● Work to be completed
What is the number of lines below that hold "data"? Answer with that number only.

● Stored entries
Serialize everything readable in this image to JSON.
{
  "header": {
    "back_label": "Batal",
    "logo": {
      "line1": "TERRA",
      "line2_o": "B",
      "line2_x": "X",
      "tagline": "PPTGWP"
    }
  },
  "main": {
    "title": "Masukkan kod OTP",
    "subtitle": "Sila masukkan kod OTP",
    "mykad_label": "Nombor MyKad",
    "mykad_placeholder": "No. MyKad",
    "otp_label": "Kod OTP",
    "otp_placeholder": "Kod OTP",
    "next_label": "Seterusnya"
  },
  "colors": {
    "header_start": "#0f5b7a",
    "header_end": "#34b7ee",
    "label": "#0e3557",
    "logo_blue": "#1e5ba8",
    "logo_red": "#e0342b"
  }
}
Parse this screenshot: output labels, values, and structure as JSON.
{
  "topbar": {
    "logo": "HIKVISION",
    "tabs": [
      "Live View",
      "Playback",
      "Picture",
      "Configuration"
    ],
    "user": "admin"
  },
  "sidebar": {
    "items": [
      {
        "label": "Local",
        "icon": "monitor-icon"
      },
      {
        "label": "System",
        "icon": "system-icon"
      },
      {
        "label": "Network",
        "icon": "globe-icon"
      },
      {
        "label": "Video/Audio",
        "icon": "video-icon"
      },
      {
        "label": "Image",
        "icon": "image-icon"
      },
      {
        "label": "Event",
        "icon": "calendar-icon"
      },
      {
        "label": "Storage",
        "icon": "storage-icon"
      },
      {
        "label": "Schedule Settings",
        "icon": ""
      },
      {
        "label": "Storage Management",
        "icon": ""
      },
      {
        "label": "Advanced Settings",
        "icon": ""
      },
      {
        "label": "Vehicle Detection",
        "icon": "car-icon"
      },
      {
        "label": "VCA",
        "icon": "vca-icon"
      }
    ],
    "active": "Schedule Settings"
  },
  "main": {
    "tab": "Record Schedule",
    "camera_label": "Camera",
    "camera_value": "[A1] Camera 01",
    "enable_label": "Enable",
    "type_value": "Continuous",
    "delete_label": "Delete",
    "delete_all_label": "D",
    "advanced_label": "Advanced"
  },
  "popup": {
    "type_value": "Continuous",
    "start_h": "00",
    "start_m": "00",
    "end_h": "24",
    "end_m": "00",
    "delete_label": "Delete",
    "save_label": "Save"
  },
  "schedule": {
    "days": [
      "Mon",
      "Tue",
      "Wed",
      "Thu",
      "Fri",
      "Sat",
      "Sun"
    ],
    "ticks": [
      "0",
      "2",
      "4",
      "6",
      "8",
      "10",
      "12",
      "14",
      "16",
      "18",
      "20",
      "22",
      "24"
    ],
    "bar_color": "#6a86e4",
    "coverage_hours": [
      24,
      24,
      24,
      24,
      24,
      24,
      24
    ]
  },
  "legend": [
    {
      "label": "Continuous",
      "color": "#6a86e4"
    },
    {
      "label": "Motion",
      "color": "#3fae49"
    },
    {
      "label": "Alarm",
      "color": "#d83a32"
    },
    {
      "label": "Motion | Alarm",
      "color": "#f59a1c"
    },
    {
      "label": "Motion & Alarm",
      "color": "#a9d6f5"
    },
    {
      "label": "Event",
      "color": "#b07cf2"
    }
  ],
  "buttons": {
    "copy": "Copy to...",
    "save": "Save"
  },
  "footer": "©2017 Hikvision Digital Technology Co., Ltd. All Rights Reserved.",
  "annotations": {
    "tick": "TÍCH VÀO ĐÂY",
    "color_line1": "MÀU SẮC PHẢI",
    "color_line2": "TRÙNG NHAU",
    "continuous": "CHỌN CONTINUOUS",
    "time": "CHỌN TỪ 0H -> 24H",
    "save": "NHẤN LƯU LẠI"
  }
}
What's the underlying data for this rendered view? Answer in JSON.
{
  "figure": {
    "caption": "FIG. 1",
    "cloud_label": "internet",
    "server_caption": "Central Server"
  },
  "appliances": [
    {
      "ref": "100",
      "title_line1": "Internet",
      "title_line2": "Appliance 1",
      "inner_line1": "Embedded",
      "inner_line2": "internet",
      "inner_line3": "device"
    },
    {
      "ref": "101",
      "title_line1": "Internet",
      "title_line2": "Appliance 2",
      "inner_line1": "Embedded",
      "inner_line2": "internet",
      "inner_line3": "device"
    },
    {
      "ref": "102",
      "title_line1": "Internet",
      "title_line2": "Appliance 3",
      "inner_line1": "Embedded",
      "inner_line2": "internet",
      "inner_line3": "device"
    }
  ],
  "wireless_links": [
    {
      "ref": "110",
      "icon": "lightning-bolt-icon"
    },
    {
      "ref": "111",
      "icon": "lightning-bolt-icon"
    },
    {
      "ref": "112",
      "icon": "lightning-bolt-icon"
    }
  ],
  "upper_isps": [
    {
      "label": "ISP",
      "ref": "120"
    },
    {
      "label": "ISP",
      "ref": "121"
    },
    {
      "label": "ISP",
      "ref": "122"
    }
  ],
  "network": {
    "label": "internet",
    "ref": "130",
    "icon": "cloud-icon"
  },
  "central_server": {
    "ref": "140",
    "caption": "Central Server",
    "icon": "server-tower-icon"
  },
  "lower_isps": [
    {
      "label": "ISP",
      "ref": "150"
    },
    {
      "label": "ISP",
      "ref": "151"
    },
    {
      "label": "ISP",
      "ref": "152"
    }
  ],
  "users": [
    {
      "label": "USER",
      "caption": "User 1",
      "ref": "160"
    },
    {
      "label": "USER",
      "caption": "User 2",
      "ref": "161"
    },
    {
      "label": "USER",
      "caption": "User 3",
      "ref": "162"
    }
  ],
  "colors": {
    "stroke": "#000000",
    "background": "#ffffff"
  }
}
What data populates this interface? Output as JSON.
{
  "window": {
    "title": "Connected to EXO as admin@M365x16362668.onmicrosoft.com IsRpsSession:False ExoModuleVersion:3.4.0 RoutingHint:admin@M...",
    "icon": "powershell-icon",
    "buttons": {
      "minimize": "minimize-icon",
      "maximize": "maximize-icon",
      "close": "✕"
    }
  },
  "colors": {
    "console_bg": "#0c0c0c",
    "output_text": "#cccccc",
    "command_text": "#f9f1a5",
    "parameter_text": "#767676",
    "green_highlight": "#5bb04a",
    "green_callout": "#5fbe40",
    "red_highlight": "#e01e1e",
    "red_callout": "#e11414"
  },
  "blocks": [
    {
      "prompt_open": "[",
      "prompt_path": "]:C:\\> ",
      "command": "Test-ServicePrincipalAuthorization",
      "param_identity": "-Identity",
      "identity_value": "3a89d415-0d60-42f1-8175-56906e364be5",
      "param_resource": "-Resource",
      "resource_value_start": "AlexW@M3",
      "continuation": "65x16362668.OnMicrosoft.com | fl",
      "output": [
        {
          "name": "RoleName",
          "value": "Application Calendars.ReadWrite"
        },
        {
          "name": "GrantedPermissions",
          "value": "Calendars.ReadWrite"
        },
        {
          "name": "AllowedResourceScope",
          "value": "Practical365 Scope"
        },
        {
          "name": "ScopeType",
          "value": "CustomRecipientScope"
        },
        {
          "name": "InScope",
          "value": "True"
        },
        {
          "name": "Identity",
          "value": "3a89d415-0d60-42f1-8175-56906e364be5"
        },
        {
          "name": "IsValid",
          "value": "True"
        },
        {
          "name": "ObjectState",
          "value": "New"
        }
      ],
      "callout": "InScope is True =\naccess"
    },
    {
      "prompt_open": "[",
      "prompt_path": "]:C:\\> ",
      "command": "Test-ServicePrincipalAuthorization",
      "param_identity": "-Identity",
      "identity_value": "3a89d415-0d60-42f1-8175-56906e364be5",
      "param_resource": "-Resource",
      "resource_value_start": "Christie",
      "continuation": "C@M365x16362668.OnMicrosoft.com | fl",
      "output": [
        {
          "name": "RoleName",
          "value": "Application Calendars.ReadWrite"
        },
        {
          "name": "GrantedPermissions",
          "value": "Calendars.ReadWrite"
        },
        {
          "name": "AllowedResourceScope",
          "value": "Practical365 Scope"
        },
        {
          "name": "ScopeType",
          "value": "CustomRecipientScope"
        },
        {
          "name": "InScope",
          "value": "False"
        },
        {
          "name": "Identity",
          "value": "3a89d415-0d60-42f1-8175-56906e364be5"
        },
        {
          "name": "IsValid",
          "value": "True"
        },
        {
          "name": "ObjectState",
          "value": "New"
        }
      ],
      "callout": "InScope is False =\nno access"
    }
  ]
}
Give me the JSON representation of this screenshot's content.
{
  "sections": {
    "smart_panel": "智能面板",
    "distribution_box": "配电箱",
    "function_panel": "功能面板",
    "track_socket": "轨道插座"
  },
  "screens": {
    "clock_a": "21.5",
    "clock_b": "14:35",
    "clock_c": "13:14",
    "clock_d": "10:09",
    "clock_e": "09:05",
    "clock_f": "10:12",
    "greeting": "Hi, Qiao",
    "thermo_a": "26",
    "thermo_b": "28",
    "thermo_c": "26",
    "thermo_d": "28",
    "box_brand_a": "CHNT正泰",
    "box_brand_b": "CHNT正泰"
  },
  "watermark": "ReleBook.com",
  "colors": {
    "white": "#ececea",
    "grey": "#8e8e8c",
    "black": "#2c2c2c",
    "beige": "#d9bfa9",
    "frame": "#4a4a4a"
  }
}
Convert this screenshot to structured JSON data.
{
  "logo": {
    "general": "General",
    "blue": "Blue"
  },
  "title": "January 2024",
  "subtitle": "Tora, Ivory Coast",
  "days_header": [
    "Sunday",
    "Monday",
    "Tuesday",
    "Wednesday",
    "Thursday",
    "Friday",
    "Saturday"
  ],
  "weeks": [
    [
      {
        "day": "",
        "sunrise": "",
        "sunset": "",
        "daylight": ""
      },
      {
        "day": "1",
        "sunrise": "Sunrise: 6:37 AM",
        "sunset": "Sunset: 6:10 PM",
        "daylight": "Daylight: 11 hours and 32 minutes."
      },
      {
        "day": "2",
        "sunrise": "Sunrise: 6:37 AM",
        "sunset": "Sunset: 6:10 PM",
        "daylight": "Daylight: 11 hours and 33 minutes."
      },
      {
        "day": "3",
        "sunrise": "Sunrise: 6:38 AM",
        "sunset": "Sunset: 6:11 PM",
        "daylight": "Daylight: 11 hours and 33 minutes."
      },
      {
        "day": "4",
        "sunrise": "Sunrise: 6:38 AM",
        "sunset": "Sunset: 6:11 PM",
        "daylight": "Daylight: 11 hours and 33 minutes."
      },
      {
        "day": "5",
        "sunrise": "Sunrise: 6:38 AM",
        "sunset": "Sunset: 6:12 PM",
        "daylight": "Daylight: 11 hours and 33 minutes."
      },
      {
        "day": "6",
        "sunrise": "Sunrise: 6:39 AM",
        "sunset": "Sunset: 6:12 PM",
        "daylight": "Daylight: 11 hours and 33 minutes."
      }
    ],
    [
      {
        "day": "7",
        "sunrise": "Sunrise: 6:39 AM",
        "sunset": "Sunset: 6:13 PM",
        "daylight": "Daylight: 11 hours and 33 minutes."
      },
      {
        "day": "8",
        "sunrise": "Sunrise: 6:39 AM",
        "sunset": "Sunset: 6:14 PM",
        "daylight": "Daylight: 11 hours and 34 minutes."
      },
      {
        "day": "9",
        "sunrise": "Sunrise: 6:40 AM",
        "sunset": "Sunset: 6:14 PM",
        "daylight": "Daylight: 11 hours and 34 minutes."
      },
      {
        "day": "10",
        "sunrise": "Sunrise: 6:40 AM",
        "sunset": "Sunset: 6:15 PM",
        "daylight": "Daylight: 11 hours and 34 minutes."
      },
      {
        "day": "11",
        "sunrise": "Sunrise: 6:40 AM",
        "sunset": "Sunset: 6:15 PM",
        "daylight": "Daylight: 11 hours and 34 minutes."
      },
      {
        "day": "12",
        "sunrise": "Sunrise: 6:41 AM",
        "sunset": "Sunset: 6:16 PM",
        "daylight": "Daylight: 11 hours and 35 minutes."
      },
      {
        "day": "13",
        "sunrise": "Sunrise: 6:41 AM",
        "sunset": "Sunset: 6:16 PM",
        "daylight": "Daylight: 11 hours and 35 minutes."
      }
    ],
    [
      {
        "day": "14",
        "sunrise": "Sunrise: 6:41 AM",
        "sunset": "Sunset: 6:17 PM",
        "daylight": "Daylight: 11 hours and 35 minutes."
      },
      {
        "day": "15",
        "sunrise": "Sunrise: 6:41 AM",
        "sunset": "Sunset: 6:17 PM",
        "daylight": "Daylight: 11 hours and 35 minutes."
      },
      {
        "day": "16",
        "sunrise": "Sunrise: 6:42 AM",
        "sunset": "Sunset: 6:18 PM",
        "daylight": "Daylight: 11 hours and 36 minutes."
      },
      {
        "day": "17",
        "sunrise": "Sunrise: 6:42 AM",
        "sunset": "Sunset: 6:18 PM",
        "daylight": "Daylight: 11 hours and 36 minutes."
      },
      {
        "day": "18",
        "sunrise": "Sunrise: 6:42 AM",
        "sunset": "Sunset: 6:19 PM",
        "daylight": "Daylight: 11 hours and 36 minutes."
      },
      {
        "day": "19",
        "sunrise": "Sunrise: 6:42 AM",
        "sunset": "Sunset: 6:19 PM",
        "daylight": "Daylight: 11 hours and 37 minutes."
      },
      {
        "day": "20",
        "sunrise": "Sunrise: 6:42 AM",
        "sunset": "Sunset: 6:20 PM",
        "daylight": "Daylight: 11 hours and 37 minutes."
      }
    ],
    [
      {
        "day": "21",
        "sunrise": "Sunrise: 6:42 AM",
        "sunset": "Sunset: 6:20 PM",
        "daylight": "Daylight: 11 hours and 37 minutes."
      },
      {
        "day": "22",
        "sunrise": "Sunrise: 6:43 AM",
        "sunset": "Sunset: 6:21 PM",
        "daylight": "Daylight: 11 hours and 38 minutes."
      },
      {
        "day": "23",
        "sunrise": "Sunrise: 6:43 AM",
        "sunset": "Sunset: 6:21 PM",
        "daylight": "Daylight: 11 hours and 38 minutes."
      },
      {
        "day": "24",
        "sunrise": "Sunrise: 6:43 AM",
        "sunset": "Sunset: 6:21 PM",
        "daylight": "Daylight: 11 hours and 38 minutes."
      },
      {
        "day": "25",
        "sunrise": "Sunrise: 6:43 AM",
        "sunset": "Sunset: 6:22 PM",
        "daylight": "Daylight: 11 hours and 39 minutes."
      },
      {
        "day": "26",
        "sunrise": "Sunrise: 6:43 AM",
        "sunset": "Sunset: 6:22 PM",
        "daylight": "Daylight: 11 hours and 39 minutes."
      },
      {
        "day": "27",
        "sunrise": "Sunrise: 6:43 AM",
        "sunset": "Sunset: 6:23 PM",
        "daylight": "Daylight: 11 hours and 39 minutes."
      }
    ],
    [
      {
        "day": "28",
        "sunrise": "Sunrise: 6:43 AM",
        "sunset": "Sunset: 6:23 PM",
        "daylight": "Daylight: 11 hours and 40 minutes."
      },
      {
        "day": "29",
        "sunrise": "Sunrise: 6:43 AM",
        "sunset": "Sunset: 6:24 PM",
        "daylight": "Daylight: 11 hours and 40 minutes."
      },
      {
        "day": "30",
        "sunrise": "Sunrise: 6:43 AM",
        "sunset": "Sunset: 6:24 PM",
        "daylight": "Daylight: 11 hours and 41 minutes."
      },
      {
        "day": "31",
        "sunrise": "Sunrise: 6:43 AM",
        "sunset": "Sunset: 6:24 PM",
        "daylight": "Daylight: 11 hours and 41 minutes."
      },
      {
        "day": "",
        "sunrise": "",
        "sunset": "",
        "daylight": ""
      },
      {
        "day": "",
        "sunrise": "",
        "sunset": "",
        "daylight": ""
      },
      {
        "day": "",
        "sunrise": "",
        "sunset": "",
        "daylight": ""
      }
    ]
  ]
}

● Solution to this task
3